ARP (Address Resolution Protocol)

  • Resolves a MAC address for a given IP address.
Detailed Description
  • Time-Outs in the ARP cache:

The entries in an ARP cache have a limited lifetime. Entries are deleted unless they are refreshed. The typical lifetime of an ARP entry is 2 minutes, but much longer lifetimes (up to 20 minutes) have been observed. You may want to verify when your Linux system does remove ARP entries automatically after a certain amount of time.

  • Refreshing the ARP cache:

In Linux you will observe that a host occasionally sends out ARP requests to interfaces that are already in the ARP cache.

Example: Suppose that a host with IP address has an ARP cache entry:

<> is-at <00:02:83:39:2C:42>

This host occasionally sends a unicast ARP Request to MAC address 00:02:83:39:2C:42 of the form

Who has Tell 

to verify that the IP address is still present before deleting the entry from the ARP cache.

Useful Commands

Common IOS uses of the ARP command

show ip arp

-Displays the contents of the ARP cache

clear arp

-Deletes the entire ARP cache

arp IPaddress

-Adds an entry for IPaddressto the ARP cache

no arp IPaddress

-Deletes the ARP entry for IPaddressfrom the ARP cache

Common Linux uses of the ARP command

arp -a
-Displays the content of the ARP cache
arp -d IPAddress
Example: arp -s 00:02:2D:0D:68:C1

-Deletes the entry with the IP address IPAddress.

arp -s IPAddress MACAddress

-Adds a static entry to the ARP cache that is never overwritten by network events. The MAC address is entered as 6 hexadecimal bytes separated by colons.

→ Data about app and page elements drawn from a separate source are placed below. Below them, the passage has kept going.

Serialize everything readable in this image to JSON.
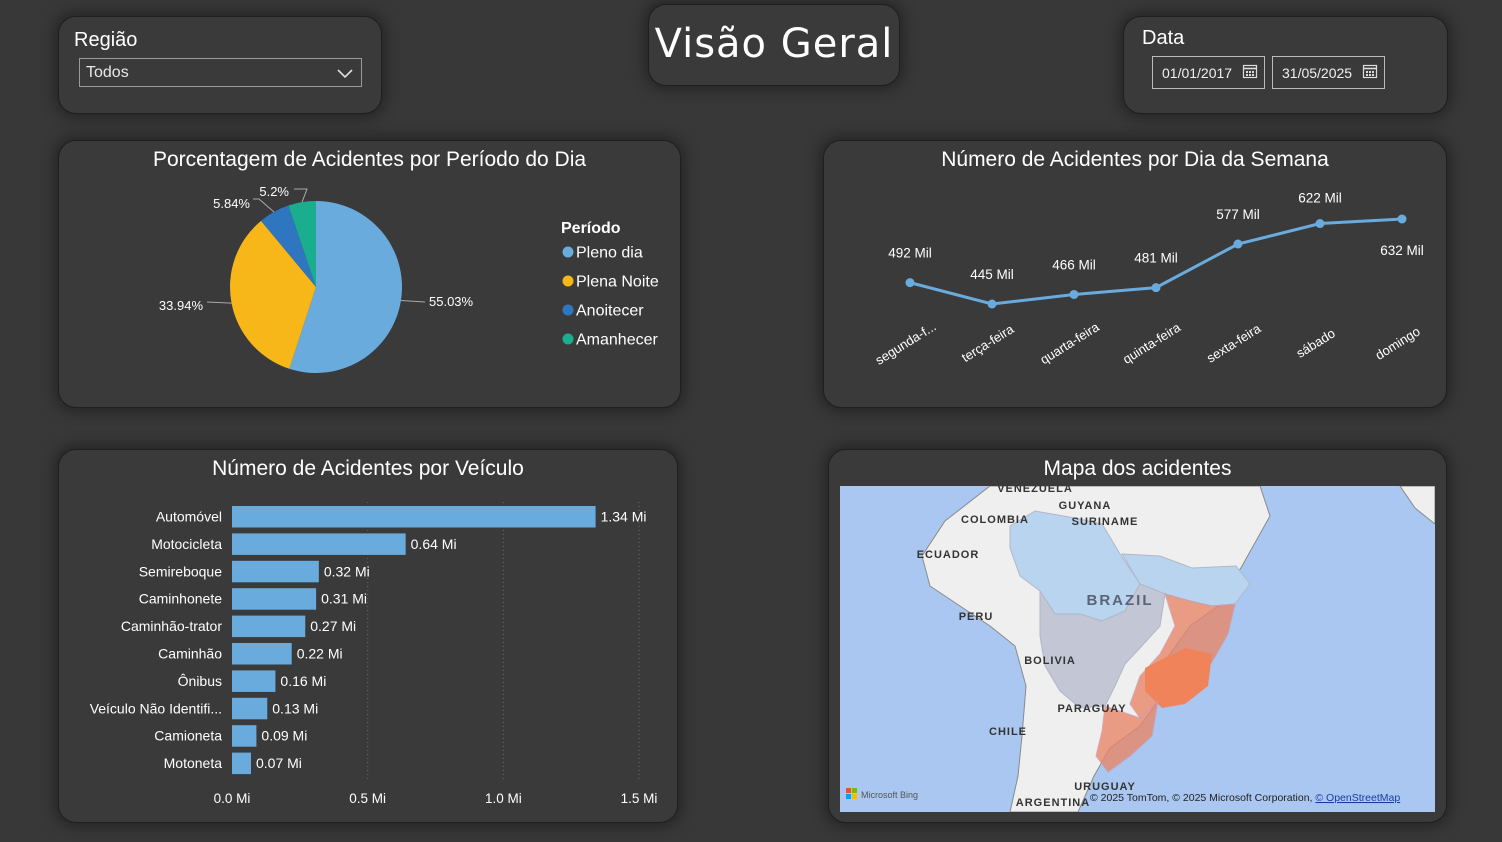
{
  "filters": {
    "region": {
      "label": "Região",
      "value": "Todos"
    },
    "date": {
      "label": "Data",
      "start": "01/01/2017",
      "end": "31/05/2025"
    }
  },
  "page_title": "Visão Geral",
  "pie": {
    "title": "Porcentagem de Acidentes por Período do Dia",
    "legend_title": "Período"
  },
  "week": {
    "title": "Número de Acidentes por Dia da Semana"
  },
  "bars": {
    "title": "Número de Acidentes por Veículo"
  },
  "map": {
    "title": "Mapa dos acidentes",
    "labels": [
      "VENEZUELA",
      "GUYANA",
      "SURINAME",
      "COLOMBIA",
      "ECUADOR",
      "BRAZIL",
      "PERU",
      "BOLIVIA",
      "PARAGUAY",
      "CHILE",
      "URUGUAY",
      "ARGENTINA"
    ],
    "attribution": "© 2025 TomTom, © 2025 Microsoft Corporation,",
    "attribution_link": "© OpenStreetMap",
    "logo_text": "Microsoft Bing",
    "colors": {
      "water": "#a9c7f0",
      "land": "#efefef",
      "light": "#b9d4ee",
      "medium": "#c3c6d4",
      "accent": "#e8876a",
      "strong": "#f0835a"
    }
  },
  "chart_data": [
    {
      "type": "pie",
      "title": "Porcentagem de Acidentes por Período do Dia",
      "legend_title": "Período",
      "legend_position": "right",
      "slices": [
        {
          "name": "Pleno dia",
          "value": 55.03,
          "label": "55.03%",
          "color": "#6aabde"
        },
        {
          "name": "Plena Noite",
          "value": 33.94,
          "label": "33.94%",
          "color": "#f8b718"
        },
        {
          "name": "Anoitecer",
          "value": 5.84,
          "label": "5.84%",
          "color": "#2e77c0"
        },
        {
          "name": "Amanhecer",
          "value": 5.2,
          "label": "5.2%",
          "color": "#1aae8f"
        }
      ]
    },
    {
      "type": "line",
      "title": "Número de Acidentes por Dia da Semana",
      "categories": [
        "segunda-f...",
        "terça-feira",
        "quarta-feira",
        "quinta-feira",
        "sexta-feira",
        "sábado",
        "domingo"
      ],
      "values": [
        492000,
        445000,
        466000,
        481000,
        577000,
        622000,
        632000
      ],
      "labels": [
        "492 Mil",
        "445 Mil",
        "466 Mil",
        "481 Mil",
        "577 Mil",
        "622 Mil",
        "632 Mil"
      ],
      "color": "#6aabde"
    },
    {
      "type": "bar",
      "orientation": "horizontal",
      "title": "Número de Acidentes por Veículo",
      "categories": [
        "Automóvel",
        "Motocicleta",
        "Semireboque",
        "Caminhonete",
        "Caminhão-trator",
        "Caminhão",
        "Ônibus",
        "Veículo Não Identifi...",
        "Camioneta",
        "Motoneta"
      ],
      "values": [
        1.34,
        0.64,
        0.32,
        0.31,
        0.27,
        0.22,
        0.16,
        0.13,
        0.09,
        0.07
      ],
      "labels": [
        "1.34 Mi",
        "0.64 Mi",
        "0.32 Mi",
        "0.31 Mi",
        "0.27 Mi",
        "0.22 Mi",
        "0.16 Mi",
        "0.13 Mi",
        "0.09 Mi",
        "0.07 Mi"
      ],
      "xticks": [
        "0.0 Mi",
        "0.5 Mi",
        "1.0 Mi",
        "1.5 Mi"
      ],
      "xlim": [
        0,
        1.5
      ],
      "grid": true,
      "color": "#6aabde"
    }
  ]
}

ip neighbor flush all

-Deletes all ARP entries from the ARP cache.